Claire TyrrellCountryman

Mingenew farmer Gerard Rowe has had little time to reflect on the past season, because he needs to make the most of recent summer rains.

More than 50mm fell on Mr Rowe’s farm in mid December, as monsoonal rains moved south from Carnarvon.

Mr Rowe said he hoped the trend would continue in coming months.

“I’m hoping we’ll get a bit of summer rain, so we can conserve as much of it as we can,” he said.

Get in front of tomorrow's news for FREE

Journalism for the curious Australian across politics, business, culture and opinion.


“It will mean we’ll be busy spraying for weeds and melons.”

Mr Rowe finished the season with reasonable crop from his 3140 hectares of wheat and 1200ha of lupins, and higher than expected returns.

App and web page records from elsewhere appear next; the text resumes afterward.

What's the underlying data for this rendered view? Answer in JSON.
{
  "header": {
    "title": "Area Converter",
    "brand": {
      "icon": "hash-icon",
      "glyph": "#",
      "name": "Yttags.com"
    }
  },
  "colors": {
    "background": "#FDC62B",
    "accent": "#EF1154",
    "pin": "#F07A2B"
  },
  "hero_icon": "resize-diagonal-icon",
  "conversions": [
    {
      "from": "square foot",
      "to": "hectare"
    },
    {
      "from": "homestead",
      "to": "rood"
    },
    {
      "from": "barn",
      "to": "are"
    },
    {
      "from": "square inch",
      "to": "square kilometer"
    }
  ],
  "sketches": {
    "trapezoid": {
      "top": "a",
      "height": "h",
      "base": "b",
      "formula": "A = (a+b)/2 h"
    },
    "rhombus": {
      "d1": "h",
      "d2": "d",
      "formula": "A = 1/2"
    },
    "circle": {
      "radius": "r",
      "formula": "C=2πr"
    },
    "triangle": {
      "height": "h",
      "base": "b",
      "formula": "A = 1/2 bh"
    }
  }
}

“With the prices the way they were, the season ended up better than what people thought,” he said.

“Yields weren’t as good as what they looked in the paddock, but the prices were good.”

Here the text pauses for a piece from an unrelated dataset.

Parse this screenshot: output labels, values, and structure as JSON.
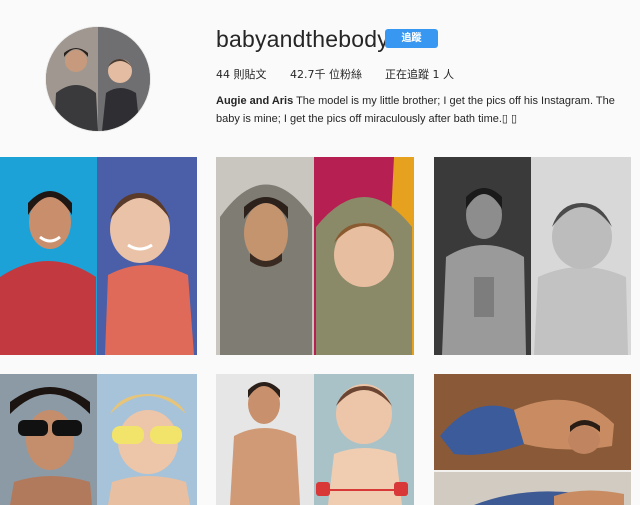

Mr Rowe’s wheat varied from 1.3 to 1.8 tonnes per hectare, with the best crops on last year’s pasture paddocks.

His lupin crop averaged about one tonne to the hectare, which he said was good considering the dry season.

About 230mm fell on the farm during the growing season, about 100mm short of the average.

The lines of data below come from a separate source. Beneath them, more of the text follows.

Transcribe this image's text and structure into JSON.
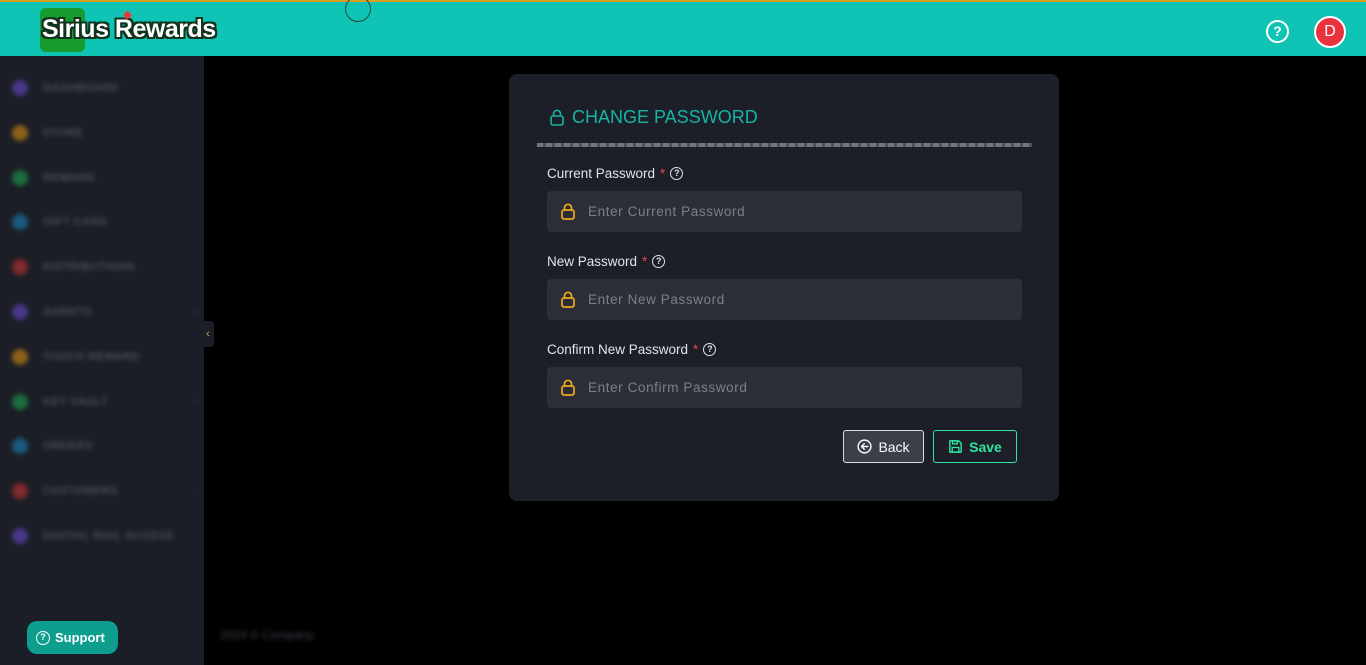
{
  "header": {
    "logo_text": "Sirius Rewards",
    "help_icon": "question-circle-icon",
    "avatar_initial": "D"
  },
  "sidebar": {
    "items": [
      {
        "label": "DASHBOARD",
        "color": "#5b3fa8"
      },
      {
        "label": "STORE",
        "color": "#b57a12"
      },
      {
        "label": "REWARD",
        "color": "#1c8a45"
      },
      {
        "label": "GIFT CARD",
        "color": "#1d6f9c"
      },
      {
        "label": "DISTRIBUTIONS",
        "color": "#a3302f"
      },
      {
        "label": "AGENTS",
        "color": "#5b3fa8",
        "has_chevron": true
      },
      {
        "label": "TOUCH REWARD",
        "color": "#b57a12"
      },
      {
        "label": "KEY VAULT",
        "color": "#1c8a45",
        "has_chevron": true
      },
      {
        "label": "ORDERS",
        "color": "#1d6f9c"
      },
      {
        "label": "CUSTOMERS",
        "color": "#a3302f",
        "has_chevron": true
      },
      {
        "label": "DIGITAL MAIL ACCESS",
        "color": "#5b3fa8"
      }
    ],
    "collapse_icon": "chevron-left-icon"
  },
  "support": {
    "label": "Support",
    "icon": "question-circle-icon"
  },
  "footer": {
    "text": "2024 © Company"
  },
  "form": {
    "title": "CHANGE PASSWORD",
    "title_icon": "lock-icon",
    "fields": [
      {
        "label": "Current Password",
        "required_mark": "*",
        "placeholder": "Enter Current Password",
        "value": ""
      },
      {
        "label": "New Password",
        "required_mark": "*",
        "placeholder": "Enter New Password",
        "value": ""
      },
      {
        "label": "Confirm New Password",
        "required_mark": "*",
        "placeholder": "Enter Confirm Password",
        "value": ""
      }
    ],
    "help_glyph": "?",
    "back_label": "Back",
    "save_label": "Save"
  },
  "colors": {
    "topbar": "#0fc4b4",
    "accent": "#16b5a3",
    "lock": "#f3a81d",
    "save": "#2ee6a0",
    "required": "#e5484d"
  }
}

This year, Mr Rowe planted 60ha of chickpeas for the first time in more than a decade.

While they did not perform well this season, Mr Rowe said he believed the crop showed promise for next year.

“Chickpeas went at about 600–700kg per hectare and we kept them in the silo for seed,” he said.

“We’re going to put in about 400ha of chickpeas next year.”

Mr Rowe said he would bring canola back into the rotation in 2011, with a 300ha canola program planned.

However, he said input costs were at the forefront of his mind as he prepared for this year’s crop.

“Hopefully, the grain price remains high and the cost of inputs doesn’t rise with it,” he said.

“After the year just gone, we don’t want to be spending too much money to make up for it.”

Mr Rowe was yet to calculate his earnings from 2010, but said he would be near break-even levels.

He farms in partnership with his brother, Scott, and father-in-law, Adrian Morgan.

Get the latest news from thewest.com.au in your inbox.

Sign up for our emails